In no small part, Democrats' openness to compromise springs from their experiences back home during the August recess.
One clear lesson was that people on all sides of the issue feel passionately about it. Long after cable news coverage waned, lawmakers drew huge, often rowdy audiences.
Rep. Fred Upton (R-Mich.) held a conference call on healthcare for constituents and an hour into it, 2,000 people were still listening. Rep. Baron P. Hill (D-Ind.) was engulfed in thunderous cheers and boos at a basketball arena. A fistfight broke out at an event held by Rep. James P. Moran (D-Va.).

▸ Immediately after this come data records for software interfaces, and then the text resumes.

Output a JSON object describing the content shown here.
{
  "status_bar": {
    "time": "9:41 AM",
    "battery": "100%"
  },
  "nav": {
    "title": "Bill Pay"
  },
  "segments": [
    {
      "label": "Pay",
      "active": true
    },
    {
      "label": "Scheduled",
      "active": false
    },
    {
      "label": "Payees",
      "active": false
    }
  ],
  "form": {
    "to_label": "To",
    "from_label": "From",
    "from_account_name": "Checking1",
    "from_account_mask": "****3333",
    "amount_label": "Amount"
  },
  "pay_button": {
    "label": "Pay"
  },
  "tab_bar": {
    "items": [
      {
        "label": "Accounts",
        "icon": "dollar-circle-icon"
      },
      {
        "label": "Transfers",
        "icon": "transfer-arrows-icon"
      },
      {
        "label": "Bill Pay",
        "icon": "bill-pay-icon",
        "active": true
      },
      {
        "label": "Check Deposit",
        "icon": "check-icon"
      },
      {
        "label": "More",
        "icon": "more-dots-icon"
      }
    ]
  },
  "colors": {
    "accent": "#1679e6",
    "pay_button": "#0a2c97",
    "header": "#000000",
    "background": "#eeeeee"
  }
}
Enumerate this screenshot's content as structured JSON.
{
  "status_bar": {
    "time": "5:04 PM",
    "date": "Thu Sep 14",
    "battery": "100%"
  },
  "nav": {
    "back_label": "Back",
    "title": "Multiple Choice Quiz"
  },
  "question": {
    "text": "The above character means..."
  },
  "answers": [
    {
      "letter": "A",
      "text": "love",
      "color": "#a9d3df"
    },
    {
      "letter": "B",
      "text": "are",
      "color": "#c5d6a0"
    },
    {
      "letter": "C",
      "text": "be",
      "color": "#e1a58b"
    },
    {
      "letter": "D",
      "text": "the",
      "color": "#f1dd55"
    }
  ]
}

On Tuesday, lawmakers will get down to business in the Capitol: Party leaders will be meeting with the rank and file behind closed doors to decide on strategy. A bipartisan group of six Senate Finance Committee members who have been seeking a compromise will hold another meeting in advance of their self-imposed Sept. 15 deadline for reaching a deal.